Work instructions: Repeat the data exactly as it stands.

Collected data:
----
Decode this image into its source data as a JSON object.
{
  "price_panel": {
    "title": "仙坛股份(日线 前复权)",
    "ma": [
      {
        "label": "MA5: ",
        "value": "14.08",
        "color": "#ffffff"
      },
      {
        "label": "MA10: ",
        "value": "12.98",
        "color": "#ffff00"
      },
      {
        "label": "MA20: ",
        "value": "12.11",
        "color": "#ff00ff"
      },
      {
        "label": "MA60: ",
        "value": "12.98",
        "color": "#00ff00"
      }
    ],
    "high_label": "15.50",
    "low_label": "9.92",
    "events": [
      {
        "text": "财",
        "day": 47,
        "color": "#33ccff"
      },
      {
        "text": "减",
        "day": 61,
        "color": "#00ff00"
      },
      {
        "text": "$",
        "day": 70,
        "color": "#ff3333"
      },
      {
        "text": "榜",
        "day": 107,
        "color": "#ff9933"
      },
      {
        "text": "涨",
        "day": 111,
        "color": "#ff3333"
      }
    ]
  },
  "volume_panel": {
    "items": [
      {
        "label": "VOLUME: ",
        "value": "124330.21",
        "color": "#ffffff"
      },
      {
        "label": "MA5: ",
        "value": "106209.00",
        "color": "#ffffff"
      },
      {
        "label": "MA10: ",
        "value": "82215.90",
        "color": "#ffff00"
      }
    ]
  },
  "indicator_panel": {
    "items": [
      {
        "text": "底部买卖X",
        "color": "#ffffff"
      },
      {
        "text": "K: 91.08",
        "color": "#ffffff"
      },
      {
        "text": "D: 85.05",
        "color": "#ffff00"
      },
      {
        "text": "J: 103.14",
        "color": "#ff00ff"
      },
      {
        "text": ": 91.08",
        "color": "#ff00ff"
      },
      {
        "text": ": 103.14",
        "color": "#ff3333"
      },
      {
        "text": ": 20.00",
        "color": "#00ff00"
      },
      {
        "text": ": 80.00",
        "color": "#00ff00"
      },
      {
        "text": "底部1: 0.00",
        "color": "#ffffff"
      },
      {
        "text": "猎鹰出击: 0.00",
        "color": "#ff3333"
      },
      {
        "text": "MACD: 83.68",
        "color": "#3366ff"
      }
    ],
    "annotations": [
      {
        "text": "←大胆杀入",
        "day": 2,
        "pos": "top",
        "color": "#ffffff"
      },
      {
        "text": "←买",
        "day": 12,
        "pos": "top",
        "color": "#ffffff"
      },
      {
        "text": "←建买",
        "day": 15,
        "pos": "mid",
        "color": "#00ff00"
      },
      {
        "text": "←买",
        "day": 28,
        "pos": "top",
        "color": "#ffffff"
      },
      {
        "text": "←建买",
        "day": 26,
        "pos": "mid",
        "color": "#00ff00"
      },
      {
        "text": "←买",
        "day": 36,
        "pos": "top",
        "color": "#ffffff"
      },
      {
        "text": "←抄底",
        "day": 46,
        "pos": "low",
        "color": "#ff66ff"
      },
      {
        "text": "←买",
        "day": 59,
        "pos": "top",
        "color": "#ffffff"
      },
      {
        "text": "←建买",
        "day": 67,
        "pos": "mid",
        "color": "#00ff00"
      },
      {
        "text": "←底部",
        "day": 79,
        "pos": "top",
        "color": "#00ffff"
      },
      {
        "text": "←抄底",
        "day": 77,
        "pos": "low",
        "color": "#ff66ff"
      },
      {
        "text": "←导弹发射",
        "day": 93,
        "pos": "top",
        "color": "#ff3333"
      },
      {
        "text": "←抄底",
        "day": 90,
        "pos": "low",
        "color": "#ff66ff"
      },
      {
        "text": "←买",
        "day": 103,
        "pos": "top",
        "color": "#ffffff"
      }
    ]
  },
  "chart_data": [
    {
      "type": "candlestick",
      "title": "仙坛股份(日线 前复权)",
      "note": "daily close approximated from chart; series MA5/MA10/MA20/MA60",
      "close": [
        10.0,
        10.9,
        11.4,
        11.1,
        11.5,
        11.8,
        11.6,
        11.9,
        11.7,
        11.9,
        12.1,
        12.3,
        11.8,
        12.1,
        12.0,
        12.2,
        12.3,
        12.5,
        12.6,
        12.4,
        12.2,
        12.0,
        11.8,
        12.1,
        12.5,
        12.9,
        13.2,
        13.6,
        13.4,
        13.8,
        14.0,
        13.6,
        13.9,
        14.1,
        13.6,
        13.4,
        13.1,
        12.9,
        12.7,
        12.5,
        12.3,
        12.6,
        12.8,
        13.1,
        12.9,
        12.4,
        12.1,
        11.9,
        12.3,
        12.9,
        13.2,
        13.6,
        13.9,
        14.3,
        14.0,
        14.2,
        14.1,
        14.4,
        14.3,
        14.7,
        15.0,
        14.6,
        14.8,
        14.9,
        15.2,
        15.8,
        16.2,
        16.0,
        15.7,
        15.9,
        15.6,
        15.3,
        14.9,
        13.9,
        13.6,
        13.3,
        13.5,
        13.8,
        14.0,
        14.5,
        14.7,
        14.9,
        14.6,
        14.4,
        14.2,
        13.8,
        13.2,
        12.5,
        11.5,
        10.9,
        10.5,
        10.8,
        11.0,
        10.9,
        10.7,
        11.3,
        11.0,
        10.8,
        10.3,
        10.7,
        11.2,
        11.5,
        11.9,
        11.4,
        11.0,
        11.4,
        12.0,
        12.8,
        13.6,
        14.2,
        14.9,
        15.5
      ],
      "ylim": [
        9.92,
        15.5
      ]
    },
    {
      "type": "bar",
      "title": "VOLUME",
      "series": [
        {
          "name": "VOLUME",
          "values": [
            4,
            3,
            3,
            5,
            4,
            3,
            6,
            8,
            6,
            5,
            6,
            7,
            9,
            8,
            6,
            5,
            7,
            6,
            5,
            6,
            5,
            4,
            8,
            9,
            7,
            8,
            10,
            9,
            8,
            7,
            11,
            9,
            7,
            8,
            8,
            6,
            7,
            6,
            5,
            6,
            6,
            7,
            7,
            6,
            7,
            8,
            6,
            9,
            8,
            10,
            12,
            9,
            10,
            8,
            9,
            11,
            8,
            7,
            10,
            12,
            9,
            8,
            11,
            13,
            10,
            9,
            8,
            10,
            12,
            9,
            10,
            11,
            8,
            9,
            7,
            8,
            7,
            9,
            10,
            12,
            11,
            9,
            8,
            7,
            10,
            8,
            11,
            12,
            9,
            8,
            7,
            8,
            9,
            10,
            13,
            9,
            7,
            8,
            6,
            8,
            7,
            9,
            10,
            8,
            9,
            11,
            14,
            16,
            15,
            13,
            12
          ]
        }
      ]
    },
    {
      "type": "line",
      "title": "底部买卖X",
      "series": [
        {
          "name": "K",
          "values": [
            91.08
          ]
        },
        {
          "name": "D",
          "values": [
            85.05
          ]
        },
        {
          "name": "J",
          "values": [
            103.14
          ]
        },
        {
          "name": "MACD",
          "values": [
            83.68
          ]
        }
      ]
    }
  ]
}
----
Written response:
Decode this image into its source data as a JSON object.
{
  "price_panel": {
    "title": "仙坛股份(日线 前复权)",
    "ma": [
      {
        "label": "MA5: ",
        "value": "14.08",
        "color": "#ffffff"
      },
      {
        "label": "MA10: ",
        "value": "12.98",
        "color": "#ffff00"
      },
      {
        "label": "MA20: ",
        "value": "12.11",
        "color": "#ff00ff"
      },
      {
        "label": "MA60: ",
        "value": "12.98",
        "color": "#00ff00"
      }
    ],
    "high_label": "15.50",
    "low_label": "9.92",
    "events": [
      {
        "text": "财",
        "day": 47,
        "color": "#33ccff"
      },
      {
        "text": "减",
        "day": 61,
        "color": "#00ff00"
      },
      {
        "text": "$",
        "day": 70,
        "color": "#ff3333"
      },
      {
        "text": "榜",
        "day": 107,
        "color": "#ff9933"
      },
      {
        "text": "涨",
        "day": 111,
        "color": "#ff3333"
      }
    ]
  },
  "volume_panel": {
    "items": [
      {
        "label": "VOLUME: ",
        "value": "124330.21",
        "color": "#ffffff"
      },
      {
        "label": "MA5: ",
        "value": "106209.00",
        "color": "#ffffff"
      },
      {
        "label": "MA10: ",
        "value": "82215.90",
        "color": "#ffff00"
      }
    ]
  },
  "indicator_panel": {
    "items": [
      {
        "text": "底部买卖X",
        "color": "#ffffff"
      },
      {
        "text": "K: 91.08",
        "color": "#ffffff"
      },
      {
        "text": "D: 85.05",
        "color": "#ffff00"
      },
      {
        "text": "J: 103.14",
        "color": "#ff00ff"
      },
      {
        "text": ": 91.08",
        "color": "#ff00ff"
      },
      {
        "text": ": 103.14",
        "color": "#ff3333"
      },
      {
        "text": ": 20.00",
        "color": "#00ff00"
      },
      {
        "text": ": 80.00",
        "color": "#00ff00"
      },
      {
        "text": "底部1: 0.00",
        "color": "#ffffff"
      },
      {
        "text": "猎鹰出击: 0.00",
        "color": "#ff3333"
      },
      {
        "text": "MACD: 83.68",
        "color": "#3366ff"
      }
    ],
    "annotations": [
      {
        "text": "←大胆杀入",
        "day": 2,
        "pos": "top",
        "color": "#ffffff"
      },
      {
        "text": "←买",
        "day": 12,
        "pos": "top",
        "color": "#ffffff"
      },
      {
        "text": "←建买",
        "day": 15,
        "pos": "mid",
        "color": "#00ff00"
      },
      {
        "text": "←买",
        "day": 28,
        "pos": "top",
        "color": "#ffffff"
      },
      {
        "text": "←建买",
        "day": 26,
        "pos": "mid",
        "color": "#00ff00"
      },
      {
        "text": "←买",
        "day": 36,
        "pos": "top",
        "color": "#ffffff"
      },
      {
        "text": "←抄底",
        "day": 46,
        "pos": "low",
        "color": "#ff66ff"
      },
      {
        "text": "←买",
        "day": 59,
        "pos": "top",
        "color": "#ffffff"
      },
      {
        "text": "←建买",
        "day": 67,
        "pos": "mid",
        "color": "#00ff00"
      },
      {
        "text": "←底部",
        "day": 79,
        "pos": "top",
        "color": "#00ffff"
      },
      {
        "text": "←抄底",
        "day": 77,
        "pos": "low",
        "color": "#ff66ff"
      },
      {
        "text": "←导弹发射",
        "day": 93,
        "pos": "top",
        "color": "#ff3333"
      },
      {
        "text": "←抄底",
        "day": 90,
        "pos": "low",
        "color": "#ff66ff"
      },
      {
        "text": "←买",
        "day": 103,
        "pos": "top",
        "color": "#ffffff"
      }
    ]
  },
  "chart_data": [
    {
      "type": "candlestick",
      "title": "仙坛股份(日线 前复权)",
      "note": "daily close approximated from chart; series MA5/MA10/MA20/MA60",
      "close": [
        10.0,
        10.9,
        11.4,
        11.1,
        11.5,
        11.8,
        11.6,
        11.9,
        11.7,
        11.9,
        12.1,
        12.3,
        11.8,
        12.1,
        12.0,
        12.2,
        12.3,
        12.5,
        12.6,
        12.4,
        12.2,
        12.0,
        11.8,
        12.1,
        12.5,
        12.9,
        13.2,
        13.6,
        13.4,
        13.8,
        14.0,
        13.6,
        13.9,
        14.1,
        13.6,
        13.4,
        13.1,
        12.9,
        12.7,
        12.5,
        12.3,
        12.6,
        12.8,
        13.1,
        12.9,
        12.4,
        12.1,
        11.9,
        12.3,
        12.9,
        13.2,
        13.6,
        13.9,
        14.3,
        14.0,
        14.2,
        14.1,
        14.4,
        14.3,
        14.7,
        15.0,
        14.6,
        14.8,
        14.9,
        15.2,
        15.8,
        16.2,
        16.0,
        15.7,
        15.9,
        15.6,
        15.3,
        14.9,
        13.9,
        13.6,
        13.3,
        13.5,
        13.8,
        14.0,
        14.5,
        14.7,
        14.9,
        14.6,
        14.4,
        14.2,
        13.8,
        13.2,
        12.5,
        11.5,
        10.9,
        10.5,
        10.8,
        11.0,
        10.9,
        10.7,
        11.3,
        11.0,
        10.8,
        10.3,
        10.7,
        11.2,
        11.5,
        11.9,
        11.4,
        11.0,
        11.4,
        12.0,
        12.8,
        13.6,
        14.2,
        14.9,
        15.5
      ],
      "ylim": [
        9.92,
        15.5
      ]
    },
    {
      "type": "bar",
      "title": "VOLUME",
      "series": [
        {
          "name": "VOLUME",
          "values": [
            4,
            3,
            3,
            5,
            4,
            3,
            6,
            8,
            6,
            5,
            6,
            7,
            9,
            8,
            6,
            5,
            7,
            6,
            5,
            6,
            5,
            4,
            8,
            9,
            7,
            8,
            10,
            9,
            8,
            7,
            11,
            9,
            7,
            8,
            8,
            6,
            7,
            6,
            5,
            6,
            6,
            7,
            7,
            6,
            7,
            8,
            6,
            9,
            8,
            10,
            12,
            9,
            10,
            8,
            9,
            11,
            8,
            7,
            10,
            12,
            9,
            8,
            11,
            13,
            10,
            9,
            8,
            10,
            12,
            9,
            10,
            11,
            8,
            9,
            7,
            8,
            7,
            9,
            10,
            12,
            11,
            9,
            8,
            7,
            10,
            8,
            11,
            12,
            9,
            8,
            7,
            8,
            9,
            10,
            13,
            9,
            7,
            8,
            6,
            8,
            7,
            9,
            10,
            8,
            9,
            11,
            14,
            16,
            15,
            13,
            12
          ]
        }
      ]
    },
    {
      "type": "line",
      "title": "底部买卖X",
      "series": [
        {
          "name": "K",
          "values": [
            91.08
          ]
        },
        {
          "name": "D",
          "values": [
            85.05
          ]
        },
        {
          "name": "J",
          "values": [
            103.14
          ]
        },
        {
          "name": "MACD",
          "values": [
            83.68
          ]
        }
      ]
    }
  ]
}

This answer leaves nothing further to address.